Loggerhead turtle eggs take between 55-65 days to mature and leatherback turtle eggs take between 65-70 days. Once ready to emerge the hatchlings cut their way out of the egg with a special egg tooth on the end of their beaks. After the bulk of the eggs have hatched the hatchlings start digging at the sides of the nest. The hatchlings will often wait during the heat of the day, until the sand has cooled before emerging and heading to the sea.
From the early 1960’s, concerted efforts were made to enforce legislation banning egg collection and the harvesting of adults. In 1963, under the auspices of the Natal Parks Board, a Turtle Conservation and Monitoring programme was initiated along the north- eastern coast of Kwa- Zulu natal which is now the iSimangaliso Wetland Park.
To monitor and record nesting populations of loggerhead and leatherback sea turtles along the eastern seaboard and simultaneously provide protection of the females during this vulnerable stage on the shore.
The 56 kilometer of beach, north and south of Bhanga Nek, in the iSimangaliso Wetland Park, is the main focus area of the project.
After the incubation period the nest breaks open and the hatchlings emerge – the sex of the hatchlings, like crocodiles, is determined by the temperature within the nest but with opposite results. Females occur between 32-34 ºC and males occur in cooler temperatures. The success rate of the hatchlings is very low. One of the biggest threats is the Honey badger that patrol the dunes for nests. The nest often opens at night to minimize predation by crabs and birds. Once in the sea the hatchlings are at risk from fish and squids.
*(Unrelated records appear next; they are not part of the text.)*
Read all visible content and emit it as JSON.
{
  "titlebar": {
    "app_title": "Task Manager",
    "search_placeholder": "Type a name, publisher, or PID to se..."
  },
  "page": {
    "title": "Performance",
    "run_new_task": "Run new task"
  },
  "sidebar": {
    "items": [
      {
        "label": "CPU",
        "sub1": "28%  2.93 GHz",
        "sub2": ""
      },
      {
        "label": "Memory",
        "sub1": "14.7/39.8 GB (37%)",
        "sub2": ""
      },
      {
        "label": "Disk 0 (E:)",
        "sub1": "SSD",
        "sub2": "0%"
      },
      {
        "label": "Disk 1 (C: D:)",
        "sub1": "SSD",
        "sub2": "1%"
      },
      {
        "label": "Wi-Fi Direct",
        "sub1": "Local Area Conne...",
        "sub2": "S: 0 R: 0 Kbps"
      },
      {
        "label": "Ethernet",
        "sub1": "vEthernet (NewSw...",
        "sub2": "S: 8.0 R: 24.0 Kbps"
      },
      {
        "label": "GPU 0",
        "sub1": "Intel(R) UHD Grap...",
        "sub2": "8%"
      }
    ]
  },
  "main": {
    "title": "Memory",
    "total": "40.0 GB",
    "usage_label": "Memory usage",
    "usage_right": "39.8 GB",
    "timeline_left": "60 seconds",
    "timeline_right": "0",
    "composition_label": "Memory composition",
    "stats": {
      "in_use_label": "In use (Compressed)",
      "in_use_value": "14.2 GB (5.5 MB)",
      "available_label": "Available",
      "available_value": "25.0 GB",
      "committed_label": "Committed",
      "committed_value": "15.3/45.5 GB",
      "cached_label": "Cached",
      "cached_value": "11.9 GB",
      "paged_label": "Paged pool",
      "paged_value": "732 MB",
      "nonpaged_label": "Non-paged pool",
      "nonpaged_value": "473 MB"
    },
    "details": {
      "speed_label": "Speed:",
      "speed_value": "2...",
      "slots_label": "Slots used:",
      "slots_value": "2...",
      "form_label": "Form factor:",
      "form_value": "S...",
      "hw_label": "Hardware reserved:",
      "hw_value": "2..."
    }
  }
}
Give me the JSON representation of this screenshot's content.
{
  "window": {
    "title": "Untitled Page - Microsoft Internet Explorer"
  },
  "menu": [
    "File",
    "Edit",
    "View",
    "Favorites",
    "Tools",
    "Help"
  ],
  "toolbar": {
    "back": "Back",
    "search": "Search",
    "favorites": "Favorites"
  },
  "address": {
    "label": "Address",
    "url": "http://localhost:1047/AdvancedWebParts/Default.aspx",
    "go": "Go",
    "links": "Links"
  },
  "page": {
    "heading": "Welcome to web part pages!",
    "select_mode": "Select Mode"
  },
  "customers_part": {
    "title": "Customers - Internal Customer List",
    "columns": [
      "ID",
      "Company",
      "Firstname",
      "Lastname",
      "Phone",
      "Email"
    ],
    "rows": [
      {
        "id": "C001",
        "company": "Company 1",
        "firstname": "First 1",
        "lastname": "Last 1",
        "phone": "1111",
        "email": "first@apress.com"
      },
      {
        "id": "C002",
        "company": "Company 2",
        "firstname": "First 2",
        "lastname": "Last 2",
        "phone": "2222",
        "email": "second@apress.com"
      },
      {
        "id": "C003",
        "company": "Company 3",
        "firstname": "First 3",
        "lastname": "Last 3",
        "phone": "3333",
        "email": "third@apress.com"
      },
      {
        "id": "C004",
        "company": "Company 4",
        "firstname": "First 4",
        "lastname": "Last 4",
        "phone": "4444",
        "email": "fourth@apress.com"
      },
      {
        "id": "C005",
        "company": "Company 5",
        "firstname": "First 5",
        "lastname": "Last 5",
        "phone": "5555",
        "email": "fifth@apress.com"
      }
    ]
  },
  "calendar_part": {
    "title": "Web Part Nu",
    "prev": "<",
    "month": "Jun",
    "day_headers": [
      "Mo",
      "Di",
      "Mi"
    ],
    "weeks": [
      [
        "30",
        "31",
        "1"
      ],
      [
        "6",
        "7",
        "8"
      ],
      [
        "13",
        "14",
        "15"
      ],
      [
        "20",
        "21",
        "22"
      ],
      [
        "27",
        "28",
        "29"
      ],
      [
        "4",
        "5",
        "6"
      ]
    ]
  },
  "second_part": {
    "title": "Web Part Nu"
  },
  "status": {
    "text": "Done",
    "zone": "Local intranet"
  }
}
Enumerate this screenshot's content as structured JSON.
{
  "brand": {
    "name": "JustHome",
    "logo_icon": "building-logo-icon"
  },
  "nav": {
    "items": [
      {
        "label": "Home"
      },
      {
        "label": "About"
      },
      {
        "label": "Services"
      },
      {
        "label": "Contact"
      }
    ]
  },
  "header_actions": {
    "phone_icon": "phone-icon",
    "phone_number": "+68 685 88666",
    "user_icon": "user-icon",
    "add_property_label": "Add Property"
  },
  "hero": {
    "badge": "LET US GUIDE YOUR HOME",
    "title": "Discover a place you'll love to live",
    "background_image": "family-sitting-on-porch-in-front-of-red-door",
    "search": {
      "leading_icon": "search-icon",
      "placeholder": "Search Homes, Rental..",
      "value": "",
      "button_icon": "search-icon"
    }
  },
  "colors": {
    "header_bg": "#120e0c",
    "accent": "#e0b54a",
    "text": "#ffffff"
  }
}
Because of all these factors it is estimated that maybe 2 of each annual nesting survive to become an adult.
|Conservation Status||Critically Endangered||Endangered|
|Diving||Dive to 1200 metres||Dive to 250 metres|
|Back||Leathery skin – no shell||Dorsal Carapace|
|Life Expectancy||35-40 yrs||+ 60 yrs|
|Speed||Fastest Speed recorded 35km/h||Can travel 20km/day|
|Resting||Rest for 1 minute a day||Rests for 3.5 hours a day|
|Food||Jelly fish – can eat body weight daily||Crabs, molluscs, urchins|
|Sea Temperatures||Not effected by sea temperatures due to continual swimming action||Very dependent on sea temperatures – go into lethargy state if too low|
|Habitation||Feeding in cooler waters & warmer regions for breeding – Long distance migration||Juveniles prefer the shallower oceans and floating mats of Sargassum algae – adults prefer open ocean|
|Breeding regularity||Sometimes annually||Every 2-3 years|
|Number of eggs per season||1000 (+-9 nests or 100-120 eggs +-9 days apart)- 85% viable||500 (5 nests of +-100 eggs 15 days apart)|
|Incubation||65-70 days||55-65 days|
|Nesting||Will return to same coastline of hatching||Will return to same beach of hatching|
|Predation as adult||No real predators when adult – apart from man||Man and Sharks – 40% of nesting females seen to have scars from shark attacks|
|Survival Rate||1 in every 1000 survive to adulthood||1 in every 500 survive to adulthood|